- Amizmiz (Mellah and Cemetery)
Walk through the mellah (Jewish quarter) of Amizmiz. Located at the foothills of the Atlas Mountains, Amizmiz’s synagogue no longer exists, though the structures of many former homes and businesses remain. These places are described by members of the village’s current inhabitants as “Jewish owned,” but most Jews left in the early 1960s. After touring the mellah, see the scattered remains of the Jewish cemetery, where a gravestone shard reveals a single Hebrew letter (Shin) and a Muslim man remembers his former Jewish neighbors. He recounts how and when they left, and offers a surprising reason for why.
A silent walk through the abandoned Jewish cemetery of Ighil’n'Ogho reveals human bones, shattered graves, and one remarkably intact headstone in Hebrew. The village is located in the Talouine region of southern Morocco and once had a large Jewish population. Many of the local Jews were merchants and itinerant peddlers — often of saffron, a regional specialty.This tour begins at the oldest end of the cemetery, where what seems to have once been a small ritual room now shows evidence of local Amazigh (Berber) women ablutions; the women wash themselves inside the grave in the superstitious hope of getting pregnant. Note the clothing, water-jugs, and even plastic soap bottles scattered throughout the cemetery.
Moving beyond this ritual “room,” what appears to be random rocks are actually grouped into clumps marking centuries-old graves. Smaller clumps may indicate the graves of children. Newer and better preserved graves–made of concrete–become visible as the tour heads toward the main road leading into the village.
- Lost Jewish Cemetery of Ait Benhaddou?
A late afternoon visit to the old casbah (fortress) of Ait Benhaddou (in southern Morocco, outside Ouarzazate) reveals a mystery. The casbah includes a small Jewish quarter. But where was the old community’s cemetery?A young man who runs a souvenir kiosk inside the casbah explains that the film “Gladiator” filmed scenes nearby. He was an extra during the filming, and during downtime he and his friends played soccer on the backside of the casbah’s hill. As they played a few hundred yards away from the Muslim cemetery, a bone suddenly emerged from the ground.

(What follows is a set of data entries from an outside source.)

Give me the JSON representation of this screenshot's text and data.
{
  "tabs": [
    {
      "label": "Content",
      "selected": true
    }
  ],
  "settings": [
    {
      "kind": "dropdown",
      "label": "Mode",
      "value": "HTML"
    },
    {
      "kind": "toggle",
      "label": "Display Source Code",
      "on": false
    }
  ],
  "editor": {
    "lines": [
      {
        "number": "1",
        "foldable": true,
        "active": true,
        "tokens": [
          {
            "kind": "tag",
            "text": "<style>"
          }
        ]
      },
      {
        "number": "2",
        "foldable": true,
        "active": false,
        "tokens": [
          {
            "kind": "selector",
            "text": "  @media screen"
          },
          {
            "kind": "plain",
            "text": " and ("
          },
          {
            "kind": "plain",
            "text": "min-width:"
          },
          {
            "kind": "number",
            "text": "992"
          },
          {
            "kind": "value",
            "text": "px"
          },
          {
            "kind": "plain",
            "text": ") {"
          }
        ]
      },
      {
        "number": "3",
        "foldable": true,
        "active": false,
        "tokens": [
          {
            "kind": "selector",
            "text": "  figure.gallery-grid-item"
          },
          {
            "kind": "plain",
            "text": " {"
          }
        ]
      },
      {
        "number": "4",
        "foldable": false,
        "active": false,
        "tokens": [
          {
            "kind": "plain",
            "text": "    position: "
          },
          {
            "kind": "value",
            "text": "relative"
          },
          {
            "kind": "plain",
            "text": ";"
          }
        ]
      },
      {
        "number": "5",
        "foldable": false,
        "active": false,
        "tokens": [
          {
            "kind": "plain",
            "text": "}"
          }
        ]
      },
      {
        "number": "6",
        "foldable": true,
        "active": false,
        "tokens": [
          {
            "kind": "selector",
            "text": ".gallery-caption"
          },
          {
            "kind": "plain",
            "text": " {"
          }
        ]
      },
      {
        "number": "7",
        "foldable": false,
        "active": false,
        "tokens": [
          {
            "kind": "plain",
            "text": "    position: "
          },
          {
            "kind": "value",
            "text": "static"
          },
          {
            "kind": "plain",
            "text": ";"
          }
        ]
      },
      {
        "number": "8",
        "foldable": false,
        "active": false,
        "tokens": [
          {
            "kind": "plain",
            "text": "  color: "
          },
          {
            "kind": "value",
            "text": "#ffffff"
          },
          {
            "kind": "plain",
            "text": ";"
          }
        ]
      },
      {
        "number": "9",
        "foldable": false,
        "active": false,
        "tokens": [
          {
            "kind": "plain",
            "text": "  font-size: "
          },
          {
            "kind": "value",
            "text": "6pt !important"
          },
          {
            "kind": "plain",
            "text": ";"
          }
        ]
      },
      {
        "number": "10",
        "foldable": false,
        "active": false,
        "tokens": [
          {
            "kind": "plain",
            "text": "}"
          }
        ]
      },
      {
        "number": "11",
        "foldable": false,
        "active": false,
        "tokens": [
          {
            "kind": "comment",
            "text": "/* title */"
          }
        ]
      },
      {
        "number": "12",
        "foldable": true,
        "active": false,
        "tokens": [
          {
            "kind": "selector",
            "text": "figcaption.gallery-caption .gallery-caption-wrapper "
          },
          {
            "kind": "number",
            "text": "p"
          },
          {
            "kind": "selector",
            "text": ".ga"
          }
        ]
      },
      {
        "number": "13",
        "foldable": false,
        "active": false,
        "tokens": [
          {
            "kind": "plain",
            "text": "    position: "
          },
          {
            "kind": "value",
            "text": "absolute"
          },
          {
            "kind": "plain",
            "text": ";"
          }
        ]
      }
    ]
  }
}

The young man mentioned the incident to an elderly relative, who stated that the mound where the boys played soccer was the old Jewish cemetery. He agrees to take viewers on a hike along the backside of the casbah to the site. At first all that appears is a pile of rocks, which may or may not mark a grave. Then suddenly bones appear and the mystery deepens. With no definitive answers and many lingering questions, the muezzin calls out over the casbah as dusk descends.
In a city whose name means “without noise,” it too sits silently. Surrounded by a high mud wall capped with a barbed-wire crown, the Jewish cemetery of Ouarzazate appears mostly to be an earthen field, with clumps of stones and a few concrete slabs marking old graves. Outside the walls are film studios where Hollywood classics like Star Wars have been shot. Inside the cemetery, the only “blockbuster” is an elegant shrine with black marble columns protecting the 400-year-old graves of two rabbis. The high wall surrounding the cemetery appears to be a relatively new construction. Remnants of women’s clothing atop some of the graves indicate that local Muslims often accessed the cemetery for fertility rituals (a common belief holds that a woman who wants to become pregnant should wash herself on a Jewish grave). Due to vandalism and to wear from the elements, no graves are fully intact and most are simply piles of rubble. A few small gravestones fragments with Hebrew writing are the only obvious markers of the cemetery’s inhabitants.
Perched on a small hilltop on the road from Marrakesh to Taroudant is a small terra cotta room with a locked door. It is the shrine of Yaakov Abudram and Sliman Aviav. The Jewish community of Tahnaout purchased the land for this cemetery early in the 20th Century, but left the area in 1964. The cemetery guardian and a local man explain the site’s history.
- Tighedouine (Cemeteries and Homes)
The village of Tighedouine is located amidst the foothills of the Middle Atlas Mountains. See two abandoned Jewish cemeteries that were nearly built over by a European real estate company, tour a former Amazigh (Berber) Jewish home, hear local Muslims’ memories of their Jewish neighbors, and explore inside an abandoned olive press once used by Jews and Muslims.